WHAT NEEDS TO BE DONE
Exactly as written and without the pictures, output the entries below.

Dataset excerpts:

■ ■ ■ ■ ■ ■ ■

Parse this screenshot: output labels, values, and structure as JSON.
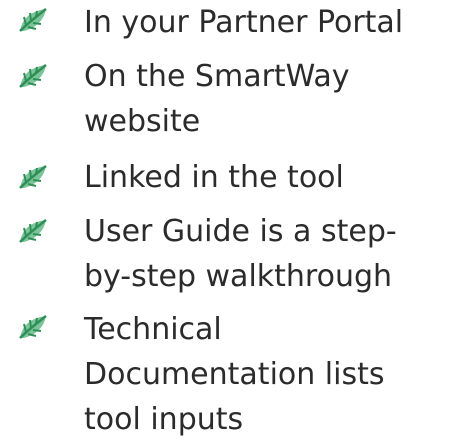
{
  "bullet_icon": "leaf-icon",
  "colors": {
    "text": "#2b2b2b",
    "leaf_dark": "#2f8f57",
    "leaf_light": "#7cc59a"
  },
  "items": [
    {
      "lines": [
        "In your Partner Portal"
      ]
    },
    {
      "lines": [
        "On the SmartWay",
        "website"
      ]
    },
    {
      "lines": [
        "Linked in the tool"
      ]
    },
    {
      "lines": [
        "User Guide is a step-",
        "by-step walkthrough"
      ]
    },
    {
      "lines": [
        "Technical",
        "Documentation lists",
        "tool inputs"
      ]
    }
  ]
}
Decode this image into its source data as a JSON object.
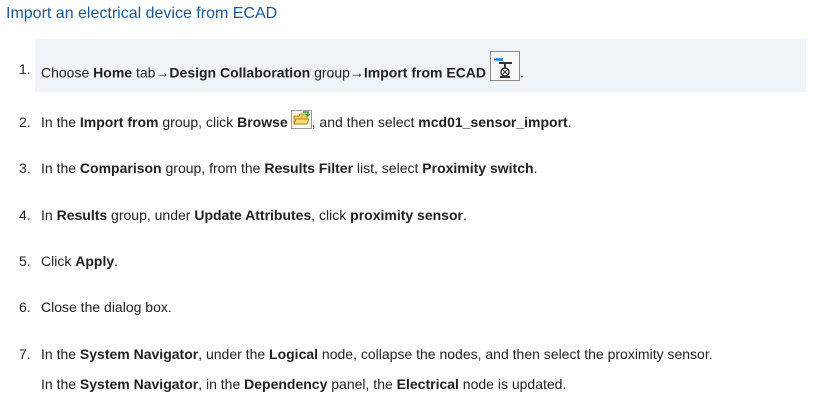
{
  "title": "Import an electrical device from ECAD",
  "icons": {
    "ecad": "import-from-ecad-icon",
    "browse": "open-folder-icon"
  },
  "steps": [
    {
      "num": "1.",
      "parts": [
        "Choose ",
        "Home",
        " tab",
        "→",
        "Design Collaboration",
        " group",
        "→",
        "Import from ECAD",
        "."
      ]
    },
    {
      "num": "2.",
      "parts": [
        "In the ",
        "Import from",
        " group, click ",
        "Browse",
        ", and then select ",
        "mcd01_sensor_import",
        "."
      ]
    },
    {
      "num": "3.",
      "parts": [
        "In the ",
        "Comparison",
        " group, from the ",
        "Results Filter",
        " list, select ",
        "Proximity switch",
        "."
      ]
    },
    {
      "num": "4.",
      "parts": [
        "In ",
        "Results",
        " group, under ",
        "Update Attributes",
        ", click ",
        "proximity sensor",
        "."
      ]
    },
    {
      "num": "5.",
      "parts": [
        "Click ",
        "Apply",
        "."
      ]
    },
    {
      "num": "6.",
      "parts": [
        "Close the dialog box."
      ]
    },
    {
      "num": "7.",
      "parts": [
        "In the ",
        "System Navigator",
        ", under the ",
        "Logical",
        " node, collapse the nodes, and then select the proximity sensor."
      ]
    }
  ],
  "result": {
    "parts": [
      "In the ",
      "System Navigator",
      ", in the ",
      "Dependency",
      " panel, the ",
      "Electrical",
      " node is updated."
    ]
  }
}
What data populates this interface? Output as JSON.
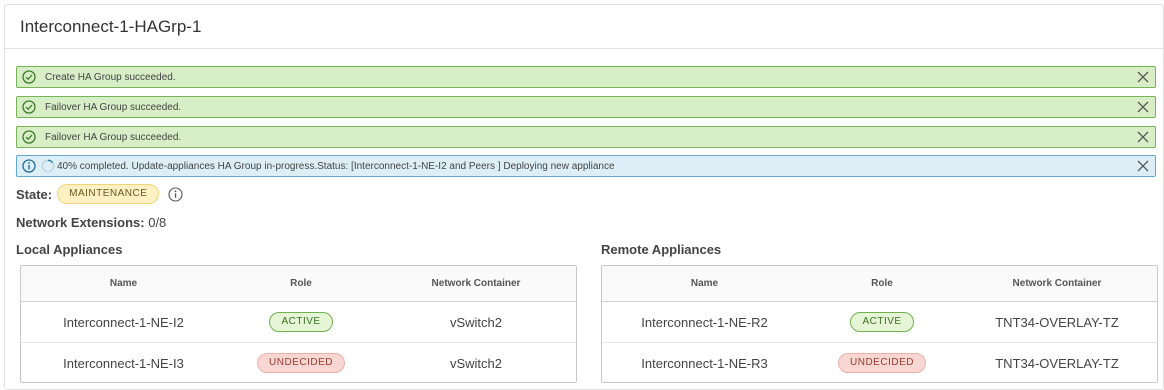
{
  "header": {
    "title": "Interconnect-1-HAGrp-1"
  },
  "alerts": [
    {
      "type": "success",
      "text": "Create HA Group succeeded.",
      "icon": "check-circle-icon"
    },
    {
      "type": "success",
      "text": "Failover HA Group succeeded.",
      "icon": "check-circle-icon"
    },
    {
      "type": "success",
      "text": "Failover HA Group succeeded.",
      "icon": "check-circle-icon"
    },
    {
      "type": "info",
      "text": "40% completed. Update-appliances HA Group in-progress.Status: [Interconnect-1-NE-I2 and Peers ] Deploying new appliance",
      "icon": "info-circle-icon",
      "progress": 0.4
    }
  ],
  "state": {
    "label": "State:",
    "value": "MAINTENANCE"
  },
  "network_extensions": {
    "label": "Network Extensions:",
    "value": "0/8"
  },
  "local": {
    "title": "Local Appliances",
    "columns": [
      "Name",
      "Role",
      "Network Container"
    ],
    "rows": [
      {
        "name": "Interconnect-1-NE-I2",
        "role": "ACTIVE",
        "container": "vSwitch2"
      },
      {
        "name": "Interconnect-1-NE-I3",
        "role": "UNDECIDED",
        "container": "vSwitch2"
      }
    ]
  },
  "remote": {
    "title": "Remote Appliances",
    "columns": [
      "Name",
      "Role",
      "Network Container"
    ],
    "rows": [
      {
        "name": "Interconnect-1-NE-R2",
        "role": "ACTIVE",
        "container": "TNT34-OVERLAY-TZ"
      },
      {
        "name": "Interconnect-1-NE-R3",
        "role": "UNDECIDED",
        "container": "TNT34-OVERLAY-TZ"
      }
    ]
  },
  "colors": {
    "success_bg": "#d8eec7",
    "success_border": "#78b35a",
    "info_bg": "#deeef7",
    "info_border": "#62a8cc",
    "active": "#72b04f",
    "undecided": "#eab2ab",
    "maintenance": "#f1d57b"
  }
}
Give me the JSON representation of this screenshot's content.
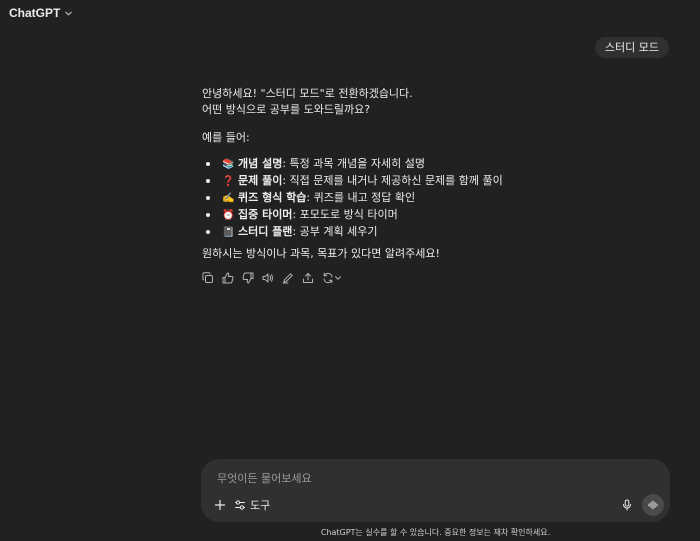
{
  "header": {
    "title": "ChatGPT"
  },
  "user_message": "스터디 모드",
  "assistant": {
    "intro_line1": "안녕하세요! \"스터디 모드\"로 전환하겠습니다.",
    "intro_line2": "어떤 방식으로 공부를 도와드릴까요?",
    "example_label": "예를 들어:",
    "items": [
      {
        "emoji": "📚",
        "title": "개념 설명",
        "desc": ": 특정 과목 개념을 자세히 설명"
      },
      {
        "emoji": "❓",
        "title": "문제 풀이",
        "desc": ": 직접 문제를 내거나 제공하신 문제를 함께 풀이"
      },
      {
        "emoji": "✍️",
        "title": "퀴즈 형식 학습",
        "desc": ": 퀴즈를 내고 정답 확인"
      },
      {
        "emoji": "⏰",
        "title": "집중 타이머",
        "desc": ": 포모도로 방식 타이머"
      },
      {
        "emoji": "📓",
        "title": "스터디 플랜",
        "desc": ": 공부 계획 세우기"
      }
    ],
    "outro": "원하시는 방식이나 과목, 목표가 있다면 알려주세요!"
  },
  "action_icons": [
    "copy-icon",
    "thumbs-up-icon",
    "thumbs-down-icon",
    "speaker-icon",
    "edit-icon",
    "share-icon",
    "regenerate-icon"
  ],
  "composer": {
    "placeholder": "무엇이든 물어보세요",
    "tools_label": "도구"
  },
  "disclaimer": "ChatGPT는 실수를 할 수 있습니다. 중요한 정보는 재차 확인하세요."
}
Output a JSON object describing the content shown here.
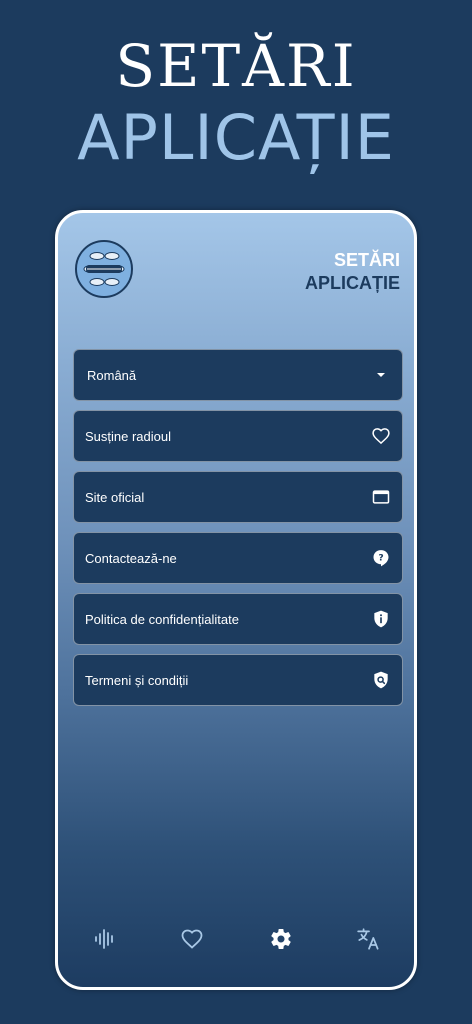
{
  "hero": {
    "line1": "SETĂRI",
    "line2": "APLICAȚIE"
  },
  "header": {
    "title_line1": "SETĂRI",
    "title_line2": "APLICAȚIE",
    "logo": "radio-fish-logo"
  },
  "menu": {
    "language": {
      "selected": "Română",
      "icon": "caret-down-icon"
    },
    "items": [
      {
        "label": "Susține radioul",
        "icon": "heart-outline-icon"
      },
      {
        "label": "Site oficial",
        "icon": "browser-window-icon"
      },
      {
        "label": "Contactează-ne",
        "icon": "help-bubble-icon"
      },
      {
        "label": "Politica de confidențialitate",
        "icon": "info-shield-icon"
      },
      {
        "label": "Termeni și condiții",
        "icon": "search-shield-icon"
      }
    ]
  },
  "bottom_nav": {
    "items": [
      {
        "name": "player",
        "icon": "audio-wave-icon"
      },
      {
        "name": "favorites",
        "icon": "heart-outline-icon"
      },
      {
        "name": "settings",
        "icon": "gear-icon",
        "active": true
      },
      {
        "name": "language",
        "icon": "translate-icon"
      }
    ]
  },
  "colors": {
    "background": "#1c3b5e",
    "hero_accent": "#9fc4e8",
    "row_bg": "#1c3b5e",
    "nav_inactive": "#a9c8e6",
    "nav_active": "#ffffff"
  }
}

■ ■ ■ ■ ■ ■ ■

SOLVED EXERCISE
Parse this screenshot: output labels, values, and structure as JSON.
{
  "bullet_icon": "leaf-icon",
  "colors": {
    "text": "#2b2b2b",
    "leaf_dark": "#2f8f57",
    "leaf_light": "#7cc59a"
  },
  "items": [
    {
      "lines": [
        "In your Partner Portal"
      ]
    },
    {
      "lines": [
        "On the SmartWay",
        "website"
      ]
    },
    {
      "lines": [
        "Linked in the tool"
      ]
    },
    {
      "lines": [
        "User Guide is a step-",
        "by-step walkthrough"
      ]
    },
    {
      "lines": [
        "Technical",
        "Documentation lists",
        "tool inputs"
      ]
    }
  ]
}
Decode this image into its source data as a JSON object.
{
  "title": "Import an electrical device from ECAD",
  "icons": {
    "ecad": "import-from-ecad-icon",
    "browse": "open-folder-icon"
  },
  "steps": [
    {
      "num": "1.",
      "parts": [
        "Choose ",
        "Home",
        " tab",
        "→",
        "Design Collaboration",
        " group",
        "→",
        "Import from ECAD",
        "."
      ]
    },
    {
      "num": "2.",
      "parts": [
        "In the ",
        "Import from",
        " group, click ",
        "Browse",
        ", and then select ",
        "mcd01_sensor_import",
        "."
      ]
    },
    {
      "num": "3.",
      "parts": [
        "In the ",
        "Comparison",
        " group, from the ",
        "Results Filter",
        " list, select ",
        "Proximity switch",
        "."
      ]
    },
    {
      "num": "4.",
      "parts": [
        "In ",
        "Results",
        " group, under ",
        "Update Attributes",
        ", click ",
        "proximity sensor",
        "."
      ]
    },
    {
      "num": "5.",
      "parts": [
        "Click ",
        "Apply",
        "."
      ]
    },
    {
      "num": "6.",
      "parts": [
        "Close the dialog box."
      ]
    },
    {
      "num": "7.",
      "parts": [
        "In the ",
        "System Navigator",
        ", under the ",
        "Logical",
        " node, collapse the nodes, and then select the proximity sensor."
      ]
    }
  ],
  "result": {
    "parts": [
      "In the ",
      "System Navigator",
      ", in the ",
      "Dependency",
      " panel, the ",
      "Electrical",
      " node is updated."
    ]
  }
}
What data populates this interface? Output as JSON.
{
  "header": {
    "title": "Interconnect-1-HAGrp-1"
  },
  "alerts": [
    {
      "type": "success",
      "text": "Create HA Group succeeded.",
      "icon": "check-circle-icon"
    },
    {
      "type": "success",
      "text": "Failover HA Group succeeded.",
      "icon": "check-circle-icon"
    },
    {
      "type": "success",
      "text": "Failover HA Group succeeded.",
      "icon": "check-circle-icon"
    },
    {
      "type": "info",
      "text": "40% completed. Update-appliances HA Group in-progress.Status: [Interconnect-1-NE-I2 and Peers ] Deploying new appliance",
      "icon": "info-circle-icon",
      "progress": 0.4
    }
  ],
  "state": {
    "label": "State:",
    "value": "MAINTENANCE"
  },
  "network_extensions": {
    "label": "Network Extensions:",
    "value": "0/8"
  },
  "local": {
    "title": "Local Appliances",
    "columns": [
      "Name",
      "Role",
      "Network Container"
    ],
    "rows": [
      {
        "name": "Interconnect-1-NE-I2",
        "role": "ACTIVE",
        "container": "vSwitch2"
      },
      {
        "name": "Interconnect-1-NE-I3",
        "role": "UNDECIDED",
        "container": "vSwitch2"
      }
    ]
  },
  "remote": {
    "title": "Remote Appliances",
    "columns": [
      "Name",
      "Role",
      "Network Container"
    ],
    "rows": [
      {
        "name": "Interconnect-1-NE-R2",
        "role": "ACTIVE",
        "container": "TNT34-OVERLAY-TZ"
      },
      {
        "name": "Interconnect-1-NE-R3",
        "role": "UNDECIDED",
        "container": "TNT34-OVERLAY-TZ"
      }
    ]
  },
  "colors": {
    "success_bg": "#d8eec7",
    "success_border": "#78b35a",
    "info_bg": "#deeef7",
    "info_border": "#62a8cc",
    "active": "#72b04f",
    "undecided": "#eab2ab",
    "maintenance": "#f1d57b"
  }
}
Give me the JSON representation of this screenshot's content.
{
  "header": {
    "title": "ChatGPT"
  },
  "user_message": "스터디 모드",
  "assistant": {
    "intro_line1": "안녕하세요! \"스터디 모드\"로 전환하겠습니다.",
    "intro_line2": "어떤 방식으로 공부를 도와드릴까요?",
    "example_label": "예를 들어:",
    "items": [
      {
        "emoji": "📚",
        "title": "개념 설명",
        "desc": ": 특정 과목 개념을 자세히 설명"
      },
      {
        "emoji": "❓",
        "title": "문제 풀이",
        "desc": ": 직접 문제를 내거나 제공하신 문제를 함께 풀이"
      },
      {
        "emoji": "✍️",
        "title": "퀴즈 형식 학습",
        "desc": ": 퀴즈를 내고 정답 확인"
      },
      {
        "emoji": "⏰",
        "title": "집중 타이머",
        "desc": ": 포모도로 방식 타이머"
      },
      {
        "emoji": "📓",
        "title": "스터디 플랜",
        "desc": ": 공부 계획 세우기"
      }
    ],
    "outro": "원하시는 방식이나 과목, 목표가 있다면 알려주세요!"
  },
  "action_icons": [
    "copy-icon",
    "thumbs-up-icon",
    "thumbs-down-icon",
    "speaker-icon",
    "edit-icon",
    "share-icon",
    "regenerate-icon"
  ],
  "composer": {
    "placeholder": "무엇이든 물어보세요",
    "tools_label": "도구"
  },
  "disclaimer": "ChatGPT는 실수를 할 수 있습니다. 중요한 정보는 재차 확인하세요."
}
Output a JSON object describing the content shown here.
{
  "hero": {
    "line1": "SETĂRI",
    "line2": "APLICAȚIE"
  },
  "header": {
    "title_line1": "SETĂRI",
    "title_line2": "APLICAȚIE",
    "logo": "radio-fish-logo"
  },
  "menu": {
    "language": {
      "selected": "Română",
      "icon": "caret-down-icon"
    },
    "items": [
      {
        "label": "Susține radioul",
        "icon": "heart-outline-icon"
      },
      {
        "label": "Site oficial",
        "icon": "browser-window-icon"
      },
      {
        "label": "Contactează-ne",
        "icon": "help-bubble-icon"
      },
      {
        "label": "Politica de confidențialitate",
        "icon": "info-shield-icon"
      },
      {
        "label": "Termeni și condiții",
        "icon": "search-shield-icon"
      }
    ]
  },
  "bottom_nav": {
    "items": [
      {
        "name": "player",
        "icon": "audio-wave-icon"
      },
      {
        "name": "favorites",
        "icon": "heart-outline-icon"
      },
      {
        "name": "settings",
        "icon": "gear-icon",
        "active": true
      },
      {
        "name": "language",
        "icon": "translate-icon"
      }
    ]
  },
  "colors": {
    "background": "#1c3b5e",
    "hero_accent": "#9fc4e8",
    "row_bg": "#1c3b5e",
    "nav_inactive": "#a9c8e6",
    "nav_active": "#ffffff"
  }
}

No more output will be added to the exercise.